• _EXERCISE OBJECTIVE_
Please report each line of the data below that contains "link".
(ENTRIES PROVIDED)
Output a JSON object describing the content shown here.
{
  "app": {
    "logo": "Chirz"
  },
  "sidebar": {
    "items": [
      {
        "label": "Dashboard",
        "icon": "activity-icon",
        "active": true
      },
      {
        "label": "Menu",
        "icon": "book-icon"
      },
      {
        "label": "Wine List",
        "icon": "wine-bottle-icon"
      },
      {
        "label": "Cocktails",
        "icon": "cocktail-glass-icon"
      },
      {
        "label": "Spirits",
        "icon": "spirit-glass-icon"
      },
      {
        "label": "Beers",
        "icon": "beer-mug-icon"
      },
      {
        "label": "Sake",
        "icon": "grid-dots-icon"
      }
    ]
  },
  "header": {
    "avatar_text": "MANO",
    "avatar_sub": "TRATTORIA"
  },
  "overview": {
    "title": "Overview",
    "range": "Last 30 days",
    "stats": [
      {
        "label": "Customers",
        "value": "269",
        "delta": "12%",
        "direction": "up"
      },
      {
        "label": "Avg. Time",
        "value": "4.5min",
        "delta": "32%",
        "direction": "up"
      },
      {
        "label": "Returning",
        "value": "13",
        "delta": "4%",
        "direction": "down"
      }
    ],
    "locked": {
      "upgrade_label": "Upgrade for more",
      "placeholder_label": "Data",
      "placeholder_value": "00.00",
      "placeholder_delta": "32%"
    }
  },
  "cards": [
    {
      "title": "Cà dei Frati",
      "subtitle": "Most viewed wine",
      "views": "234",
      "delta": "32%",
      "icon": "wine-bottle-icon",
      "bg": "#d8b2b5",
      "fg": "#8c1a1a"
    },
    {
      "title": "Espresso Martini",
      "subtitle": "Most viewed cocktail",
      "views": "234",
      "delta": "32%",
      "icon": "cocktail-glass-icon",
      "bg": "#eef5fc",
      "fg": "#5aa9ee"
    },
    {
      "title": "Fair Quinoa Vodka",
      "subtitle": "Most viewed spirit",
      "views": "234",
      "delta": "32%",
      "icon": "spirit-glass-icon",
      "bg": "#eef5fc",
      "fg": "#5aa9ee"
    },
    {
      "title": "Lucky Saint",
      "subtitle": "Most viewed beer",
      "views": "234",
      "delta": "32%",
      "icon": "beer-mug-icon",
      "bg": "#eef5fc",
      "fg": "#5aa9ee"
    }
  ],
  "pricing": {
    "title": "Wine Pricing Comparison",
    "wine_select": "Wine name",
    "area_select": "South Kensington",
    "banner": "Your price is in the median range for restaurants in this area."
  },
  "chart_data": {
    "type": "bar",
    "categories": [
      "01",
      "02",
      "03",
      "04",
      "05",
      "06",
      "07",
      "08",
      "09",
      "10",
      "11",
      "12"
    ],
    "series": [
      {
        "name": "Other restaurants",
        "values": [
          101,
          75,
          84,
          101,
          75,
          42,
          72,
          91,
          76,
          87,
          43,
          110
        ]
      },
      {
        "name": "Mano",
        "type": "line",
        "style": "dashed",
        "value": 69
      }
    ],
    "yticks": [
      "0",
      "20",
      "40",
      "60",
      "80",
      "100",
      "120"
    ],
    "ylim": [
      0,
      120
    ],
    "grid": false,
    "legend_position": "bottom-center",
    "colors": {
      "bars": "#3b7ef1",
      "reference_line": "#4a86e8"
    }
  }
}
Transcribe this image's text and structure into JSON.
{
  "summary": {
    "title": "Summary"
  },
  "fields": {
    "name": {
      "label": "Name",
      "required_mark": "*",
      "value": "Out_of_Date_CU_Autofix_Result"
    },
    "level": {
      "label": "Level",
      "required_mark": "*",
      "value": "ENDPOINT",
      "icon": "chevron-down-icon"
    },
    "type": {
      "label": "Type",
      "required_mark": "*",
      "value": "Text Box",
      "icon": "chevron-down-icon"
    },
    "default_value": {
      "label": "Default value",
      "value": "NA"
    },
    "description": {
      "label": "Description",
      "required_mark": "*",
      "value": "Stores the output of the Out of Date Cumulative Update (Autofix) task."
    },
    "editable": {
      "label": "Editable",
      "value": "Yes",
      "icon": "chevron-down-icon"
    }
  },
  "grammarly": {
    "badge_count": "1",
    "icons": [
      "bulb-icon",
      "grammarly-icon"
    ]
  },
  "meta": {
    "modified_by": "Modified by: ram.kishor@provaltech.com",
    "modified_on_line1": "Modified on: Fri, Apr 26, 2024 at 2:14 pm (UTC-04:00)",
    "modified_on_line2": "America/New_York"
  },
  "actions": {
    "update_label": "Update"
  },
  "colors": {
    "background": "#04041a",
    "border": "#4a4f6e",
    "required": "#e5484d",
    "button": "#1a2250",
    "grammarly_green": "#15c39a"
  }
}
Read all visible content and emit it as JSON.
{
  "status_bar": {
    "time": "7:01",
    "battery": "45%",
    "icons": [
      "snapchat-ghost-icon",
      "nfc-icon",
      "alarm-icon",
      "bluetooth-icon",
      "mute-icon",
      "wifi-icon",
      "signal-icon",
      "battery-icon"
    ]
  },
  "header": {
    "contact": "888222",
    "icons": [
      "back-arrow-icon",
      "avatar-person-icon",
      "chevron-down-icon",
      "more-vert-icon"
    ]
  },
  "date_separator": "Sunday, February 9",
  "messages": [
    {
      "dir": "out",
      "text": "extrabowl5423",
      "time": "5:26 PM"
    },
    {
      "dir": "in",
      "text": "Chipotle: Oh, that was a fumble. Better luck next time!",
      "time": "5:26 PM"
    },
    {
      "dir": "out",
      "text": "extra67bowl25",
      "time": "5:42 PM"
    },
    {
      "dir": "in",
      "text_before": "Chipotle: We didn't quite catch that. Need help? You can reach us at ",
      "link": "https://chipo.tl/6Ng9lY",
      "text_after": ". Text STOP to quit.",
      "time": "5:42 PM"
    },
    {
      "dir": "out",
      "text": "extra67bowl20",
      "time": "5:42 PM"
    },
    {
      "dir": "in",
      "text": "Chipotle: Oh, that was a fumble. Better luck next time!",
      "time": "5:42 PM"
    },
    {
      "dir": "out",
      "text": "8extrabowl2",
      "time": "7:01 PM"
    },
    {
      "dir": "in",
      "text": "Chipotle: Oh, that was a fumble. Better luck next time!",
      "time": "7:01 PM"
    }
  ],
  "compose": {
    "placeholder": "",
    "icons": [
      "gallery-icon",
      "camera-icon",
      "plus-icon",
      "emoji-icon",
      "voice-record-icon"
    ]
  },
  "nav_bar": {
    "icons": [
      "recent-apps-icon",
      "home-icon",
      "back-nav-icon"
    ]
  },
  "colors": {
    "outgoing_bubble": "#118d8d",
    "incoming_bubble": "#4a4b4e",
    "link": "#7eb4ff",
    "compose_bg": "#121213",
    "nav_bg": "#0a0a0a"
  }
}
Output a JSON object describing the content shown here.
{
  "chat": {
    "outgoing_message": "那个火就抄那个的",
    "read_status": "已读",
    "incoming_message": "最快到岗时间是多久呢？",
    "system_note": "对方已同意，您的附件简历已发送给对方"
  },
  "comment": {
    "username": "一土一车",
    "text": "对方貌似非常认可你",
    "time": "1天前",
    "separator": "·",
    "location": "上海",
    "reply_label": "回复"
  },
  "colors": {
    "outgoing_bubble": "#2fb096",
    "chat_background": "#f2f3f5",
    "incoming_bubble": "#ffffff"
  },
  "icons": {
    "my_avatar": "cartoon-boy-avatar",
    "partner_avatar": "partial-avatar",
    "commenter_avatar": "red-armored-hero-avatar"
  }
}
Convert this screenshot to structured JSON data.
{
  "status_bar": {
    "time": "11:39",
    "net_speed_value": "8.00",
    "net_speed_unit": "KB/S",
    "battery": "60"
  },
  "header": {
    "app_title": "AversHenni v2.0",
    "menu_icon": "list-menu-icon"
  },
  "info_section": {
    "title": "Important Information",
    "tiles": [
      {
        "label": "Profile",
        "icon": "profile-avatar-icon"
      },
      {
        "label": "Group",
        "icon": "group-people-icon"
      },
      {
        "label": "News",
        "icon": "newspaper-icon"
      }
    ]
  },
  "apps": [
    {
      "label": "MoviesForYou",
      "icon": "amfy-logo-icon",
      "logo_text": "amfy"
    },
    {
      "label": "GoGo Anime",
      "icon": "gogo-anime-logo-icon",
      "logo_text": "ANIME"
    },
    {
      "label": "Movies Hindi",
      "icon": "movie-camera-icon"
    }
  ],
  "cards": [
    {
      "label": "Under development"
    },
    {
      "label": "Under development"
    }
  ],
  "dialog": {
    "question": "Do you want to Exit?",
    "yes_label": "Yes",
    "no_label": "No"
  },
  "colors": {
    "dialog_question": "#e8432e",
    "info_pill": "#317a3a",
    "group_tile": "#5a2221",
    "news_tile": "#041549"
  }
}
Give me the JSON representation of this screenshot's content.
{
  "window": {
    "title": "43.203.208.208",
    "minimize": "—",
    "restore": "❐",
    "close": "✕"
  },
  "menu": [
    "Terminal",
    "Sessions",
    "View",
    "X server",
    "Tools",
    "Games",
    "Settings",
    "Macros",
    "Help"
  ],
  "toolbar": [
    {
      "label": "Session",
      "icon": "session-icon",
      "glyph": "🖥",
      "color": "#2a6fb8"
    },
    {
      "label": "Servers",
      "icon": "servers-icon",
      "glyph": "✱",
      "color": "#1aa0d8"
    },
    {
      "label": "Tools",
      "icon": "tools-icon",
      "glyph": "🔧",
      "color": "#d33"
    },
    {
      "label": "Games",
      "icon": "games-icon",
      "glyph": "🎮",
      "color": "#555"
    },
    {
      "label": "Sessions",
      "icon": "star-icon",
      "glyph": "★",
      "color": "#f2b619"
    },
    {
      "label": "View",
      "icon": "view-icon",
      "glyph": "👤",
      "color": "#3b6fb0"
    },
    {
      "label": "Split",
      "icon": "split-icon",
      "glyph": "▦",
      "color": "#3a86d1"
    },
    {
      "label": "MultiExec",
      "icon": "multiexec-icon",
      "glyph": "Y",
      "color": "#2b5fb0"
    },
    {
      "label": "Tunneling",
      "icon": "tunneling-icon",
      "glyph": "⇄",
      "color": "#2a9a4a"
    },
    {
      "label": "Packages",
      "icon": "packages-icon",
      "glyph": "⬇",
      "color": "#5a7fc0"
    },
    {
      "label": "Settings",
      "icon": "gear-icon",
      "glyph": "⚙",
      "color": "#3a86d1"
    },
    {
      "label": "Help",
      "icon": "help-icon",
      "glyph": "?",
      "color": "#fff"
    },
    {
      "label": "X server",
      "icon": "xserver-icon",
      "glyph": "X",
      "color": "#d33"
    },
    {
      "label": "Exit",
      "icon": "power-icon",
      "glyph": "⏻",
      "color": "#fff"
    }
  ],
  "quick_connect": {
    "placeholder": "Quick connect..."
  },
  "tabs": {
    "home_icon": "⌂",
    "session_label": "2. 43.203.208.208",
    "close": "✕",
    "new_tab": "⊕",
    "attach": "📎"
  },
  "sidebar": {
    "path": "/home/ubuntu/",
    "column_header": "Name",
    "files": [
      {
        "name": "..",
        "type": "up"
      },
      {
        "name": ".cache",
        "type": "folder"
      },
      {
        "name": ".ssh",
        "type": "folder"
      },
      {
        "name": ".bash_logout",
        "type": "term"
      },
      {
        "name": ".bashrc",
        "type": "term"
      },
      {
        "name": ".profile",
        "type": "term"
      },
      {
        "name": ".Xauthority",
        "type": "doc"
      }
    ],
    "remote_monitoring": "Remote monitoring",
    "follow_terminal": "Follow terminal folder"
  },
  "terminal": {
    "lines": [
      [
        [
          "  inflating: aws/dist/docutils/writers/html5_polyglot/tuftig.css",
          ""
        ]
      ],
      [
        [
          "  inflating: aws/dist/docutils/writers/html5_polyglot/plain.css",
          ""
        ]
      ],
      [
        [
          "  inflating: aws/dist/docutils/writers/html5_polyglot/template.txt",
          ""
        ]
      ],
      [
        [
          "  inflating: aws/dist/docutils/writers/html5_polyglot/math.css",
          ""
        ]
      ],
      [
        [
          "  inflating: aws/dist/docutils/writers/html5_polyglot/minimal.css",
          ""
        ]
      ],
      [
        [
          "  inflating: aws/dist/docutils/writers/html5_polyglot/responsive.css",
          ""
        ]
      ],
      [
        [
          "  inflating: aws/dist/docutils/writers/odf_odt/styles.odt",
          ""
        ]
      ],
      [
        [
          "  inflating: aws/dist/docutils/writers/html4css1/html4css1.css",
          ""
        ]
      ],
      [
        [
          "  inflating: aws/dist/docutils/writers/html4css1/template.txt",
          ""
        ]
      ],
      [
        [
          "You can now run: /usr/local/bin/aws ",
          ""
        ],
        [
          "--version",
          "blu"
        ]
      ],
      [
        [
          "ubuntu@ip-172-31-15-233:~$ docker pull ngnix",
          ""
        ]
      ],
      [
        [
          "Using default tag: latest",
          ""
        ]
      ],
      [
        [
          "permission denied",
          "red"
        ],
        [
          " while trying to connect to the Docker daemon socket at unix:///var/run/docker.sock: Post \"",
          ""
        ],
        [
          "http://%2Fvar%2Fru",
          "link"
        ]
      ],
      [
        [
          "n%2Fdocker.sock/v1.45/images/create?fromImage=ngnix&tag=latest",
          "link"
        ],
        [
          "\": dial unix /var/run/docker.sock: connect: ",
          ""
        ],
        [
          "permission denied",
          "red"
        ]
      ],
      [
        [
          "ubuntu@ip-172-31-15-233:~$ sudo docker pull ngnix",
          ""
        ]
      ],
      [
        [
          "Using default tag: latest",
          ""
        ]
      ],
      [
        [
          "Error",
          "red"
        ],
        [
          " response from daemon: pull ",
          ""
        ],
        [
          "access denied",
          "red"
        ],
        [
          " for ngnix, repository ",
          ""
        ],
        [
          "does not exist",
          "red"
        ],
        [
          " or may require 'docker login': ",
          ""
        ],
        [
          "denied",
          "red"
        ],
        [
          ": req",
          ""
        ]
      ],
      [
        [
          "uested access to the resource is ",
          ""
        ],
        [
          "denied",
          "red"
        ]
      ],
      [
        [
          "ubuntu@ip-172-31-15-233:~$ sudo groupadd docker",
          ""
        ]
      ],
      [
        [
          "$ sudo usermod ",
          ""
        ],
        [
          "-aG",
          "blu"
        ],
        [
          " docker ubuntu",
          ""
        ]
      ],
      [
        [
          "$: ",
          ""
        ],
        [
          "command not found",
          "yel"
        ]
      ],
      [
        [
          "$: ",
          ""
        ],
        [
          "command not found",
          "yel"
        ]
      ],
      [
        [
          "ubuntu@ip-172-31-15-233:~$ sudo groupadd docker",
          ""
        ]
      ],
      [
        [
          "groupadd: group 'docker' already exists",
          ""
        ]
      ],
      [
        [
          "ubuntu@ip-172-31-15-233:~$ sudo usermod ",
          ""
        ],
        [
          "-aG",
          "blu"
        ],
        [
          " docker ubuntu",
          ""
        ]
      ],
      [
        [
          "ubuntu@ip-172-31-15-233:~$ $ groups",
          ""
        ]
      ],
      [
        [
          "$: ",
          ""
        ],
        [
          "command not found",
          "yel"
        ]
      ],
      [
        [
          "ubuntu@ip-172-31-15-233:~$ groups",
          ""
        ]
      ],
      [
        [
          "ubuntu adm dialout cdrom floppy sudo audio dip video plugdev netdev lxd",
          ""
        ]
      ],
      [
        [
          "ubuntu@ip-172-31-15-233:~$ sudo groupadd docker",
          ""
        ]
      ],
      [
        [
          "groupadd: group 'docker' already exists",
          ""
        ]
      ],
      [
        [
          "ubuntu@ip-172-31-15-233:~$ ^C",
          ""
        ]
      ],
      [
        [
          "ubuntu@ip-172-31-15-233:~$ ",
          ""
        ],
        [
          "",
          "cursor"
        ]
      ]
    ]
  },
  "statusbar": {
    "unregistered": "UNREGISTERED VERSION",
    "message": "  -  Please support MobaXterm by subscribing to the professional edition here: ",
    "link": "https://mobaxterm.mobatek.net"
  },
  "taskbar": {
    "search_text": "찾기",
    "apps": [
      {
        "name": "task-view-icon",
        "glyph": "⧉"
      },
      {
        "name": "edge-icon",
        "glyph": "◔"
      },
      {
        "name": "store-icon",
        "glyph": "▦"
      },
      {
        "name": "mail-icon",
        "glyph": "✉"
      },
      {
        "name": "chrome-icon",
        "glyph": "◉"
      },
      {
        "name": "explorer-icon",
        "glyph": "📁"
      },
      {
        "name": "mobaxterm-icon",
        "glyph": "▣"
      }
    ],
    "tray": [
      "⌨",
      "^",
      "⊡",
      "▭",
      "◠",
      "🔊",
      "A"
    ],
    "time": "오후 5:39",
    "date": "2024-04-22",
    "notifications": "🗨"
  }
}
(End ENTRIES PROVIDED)
• _SOLUTION FOR THIS TASK_
      "link": "https://chipo.tl/6Ng9lY",
    "link": "#7eb4ff",
          "link"
          "link"
    "link": "https://mobaxterm.mobatek.net"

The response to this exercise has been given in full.